• Provided records:
☆ ☆ ☆ ☆ ☆
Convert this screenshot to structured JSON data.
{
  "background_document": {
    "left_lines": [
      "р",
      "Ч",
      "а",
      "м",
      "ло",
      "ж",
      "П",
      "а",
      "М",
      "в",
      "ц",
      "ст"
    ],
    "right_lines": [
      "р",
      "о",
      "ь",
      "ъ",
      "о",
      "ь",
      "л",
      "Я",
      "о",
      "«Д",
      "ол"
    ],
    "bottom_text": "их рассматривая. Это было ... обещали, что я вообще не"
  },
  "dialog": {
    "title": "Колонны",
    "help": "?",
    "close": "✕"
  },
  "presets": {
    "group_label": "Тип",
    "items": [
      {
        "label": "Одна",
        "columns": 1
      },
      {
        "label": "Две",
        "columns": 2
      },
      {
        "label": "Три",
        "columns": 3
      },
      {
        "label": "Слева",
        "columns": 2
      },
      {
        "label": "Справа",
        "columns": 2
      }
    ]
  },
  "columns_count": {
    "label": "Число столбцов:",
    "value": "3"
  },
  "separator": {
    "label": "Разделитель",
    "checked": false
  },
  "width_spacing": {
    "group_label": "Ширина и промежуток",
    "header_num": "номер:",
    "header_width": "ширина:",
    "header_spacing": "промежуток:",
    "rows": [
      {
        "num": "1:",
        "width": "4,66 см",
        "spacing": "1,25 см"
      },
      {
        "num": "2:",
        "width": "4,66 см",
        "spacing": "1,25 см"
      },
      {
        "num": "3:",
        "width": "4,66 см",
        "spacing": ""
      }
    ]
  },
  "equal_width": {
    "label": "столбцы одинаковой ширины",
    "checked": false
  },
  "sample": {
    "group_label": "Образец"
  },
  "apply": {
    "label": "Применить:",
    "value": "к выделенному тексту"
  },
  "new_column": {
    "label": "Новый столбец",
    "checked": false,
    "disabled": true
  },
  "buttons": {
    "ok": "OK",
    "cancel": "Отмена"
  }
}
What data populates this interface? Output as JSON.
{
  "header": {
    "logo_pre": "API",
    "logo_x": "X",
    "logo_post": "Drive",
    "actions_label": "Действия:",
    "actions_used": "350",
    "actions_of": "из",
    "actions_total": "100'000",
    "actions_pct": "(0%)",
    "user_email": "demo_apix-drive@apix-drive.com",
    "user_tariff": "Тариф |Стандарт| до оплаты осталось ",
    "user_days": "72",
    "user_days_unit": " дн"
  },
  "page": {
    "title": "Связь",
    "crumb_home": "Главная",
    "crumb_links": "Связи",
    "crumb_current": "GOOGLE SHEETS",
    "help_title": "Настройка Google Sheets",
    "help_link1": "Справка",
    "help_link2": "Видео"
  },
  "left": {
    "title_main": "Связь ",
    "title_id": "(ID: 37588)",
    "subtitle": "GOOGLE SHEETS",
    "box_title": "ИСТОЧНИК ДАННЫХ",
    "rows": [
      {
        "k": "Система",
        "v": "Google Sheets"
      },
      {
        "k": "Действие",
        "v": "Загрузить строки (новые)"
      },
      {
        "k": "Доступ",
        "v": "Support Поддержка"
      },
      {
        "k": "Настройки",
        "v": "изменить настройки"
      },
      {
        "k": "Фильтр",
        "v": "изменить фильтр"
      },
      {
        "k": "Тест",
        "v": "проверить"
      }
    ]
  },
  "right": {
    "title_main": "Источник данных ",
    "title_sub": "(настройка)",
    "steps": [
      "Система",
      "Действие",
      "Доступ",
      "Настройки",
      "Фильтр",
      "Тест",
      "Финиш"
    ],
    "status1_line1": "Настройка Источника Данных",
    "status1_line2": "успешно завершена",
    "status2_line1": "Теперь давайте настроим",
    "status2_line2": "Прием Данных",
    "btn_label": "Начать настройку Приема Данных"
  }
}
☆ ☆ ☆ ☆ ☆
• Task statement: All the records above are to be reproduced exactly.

• Response to this exercise:
Convert this screenshot to structured JSON data.
{
  "background_document": {
    "left_lines": [
      "р",
      "Ч",
      "а",
      "м",
      "ло",
      "ж",
      "П",
      "а",
      "М",
      "в",
      "ц",
      "ст"
    ],
    "right_lines": [
      "р",
      "о",
      "ь",
      "ъ",
      "о",
      "ь",
      "л",
      "Я",
      "о",
      "«Д",
      "ол"
    ],
    "bottom_text": "их рассматривая. Это было ... обещали, что я вообще не"
  },
  "dialog": {
    "title": "Колонны",
    "help": "?",
    "close": "✕"
  },
  "presets": {
    "group_label": "Тип",
    "items": [
      {
        "label": "Одна",
        "columns": 1
      },
      {
        "label": "Две",
        "columns": 2
      },
      {
        "label": "Три",
        "columns": 3
      },
      {
        "label": "Слева",
        "columns": 2
      },
      {
        "label": "Справа",
        "columns": 2
      }
    ]
  },
  "columns_count": {
    "label": "Число столбцов:",
    "value": "3"
  },
  "separator": {
    "label": "Разделитель",
    "checked": false
  },
  "width_spacing": {
    "group_label": "Ширина и промежуток",
    "header_num": "номер:",
    "header_width": "ширина:",
    "header_spacing": "промежуток:",
    "rows": [
      {
        "num": "1:",
        "width": "4,66 см",
        "spacing": "1,25 см"
      },
      {
        "num": "2:",
        "width": "4,66 см",
        "spacing": "1,25 см"
      },
      {
        "num": "3:",
        "width": "4,66 см",
        "spacing": ""
      }
    ]
  },
  "equal_width": {
    "label": "столбцы одинаковой ширины",
    "checked": false
  },
  "sample": {
    "group_label": "Образец"
  },
  "apply": {
    "label": "Применить:",
    "value": "к выделенному тексту"
  },
  "new_column": {
    "label": "Новый столбец",
    "checked": false,
    "disabled": true
  },
  "buttons": {
    "ok": "OK",
    "cancel": "Отмена"
  }
}
What data populates this interface? Output as JSON.
{
  "header": {
    "logo_pre": "API",
    "logo_x": "X",
    "logo_post": "Drive",
    "actions_label": "Действия:",
    "actions_used": "350",
    "actions_of": "из",
    "actions_total": "100'000",
    "actions_pct": "(0%)",
    "user_email": "demo_apix-drive@apix-drive.com",
    "user_tariff": "Тариф |Стандарт| до оплаты осталось ",
    "user_days": "72",
    "user_days_unit": " дн"
  },
  "page": {
    "title": "Связь",
    "crumb_home": "Главная",
    "crumb_links": "Связи",
    "crumb_current": "GOOGLE SHEETS",
    "help_title": "Настройка Google Sheets",
    "help_link1": "Справка",
    "help_link2": "Видео"
  },
  "left": {
    "title_main": "Связь ",
    "title_id": "(ID: 37588)",
    "subtitle": "GOOGLE SHEETS",
    "box_title": "ИСТОЧНИК ДАННЫХ",
    "rows": [
      {
        "k": "Система",
        "v": "Google Sheets"
      },
      {
        "k": "Действие",
        "v": "Загрузить строки (новые)"
      },
      {
        "k": "Доступ",
        "v": "Support Поддержка"
      },
      {
        "k": "Настройки",
        "v": "изменить настройки"
      },
      {
        "k": "Фильтр",
        "v": "изменить фильтр"
      },
      {
        "k": "Тест",
        "v": "проверить"
      }
    ]
  },
  "right": {
    "title_main": "Источник данных ",
    "title_sub": "(настройка)",
    "steps": [
      "Система",
      "Действие",
      "Доступ",
      "Настройки",
      "Фильтр",
      "Тест",
      "Финиш"
    ],
    "status1_line1": "Настройка Источника Данных",
    "status1_line2": "успешно завершена",
    "status2_line1": "Теперь давайте настроим",
    "status2_line2": "Прием Данных",
    "btn_label": "Начать настройку Приема Данных"
  }
}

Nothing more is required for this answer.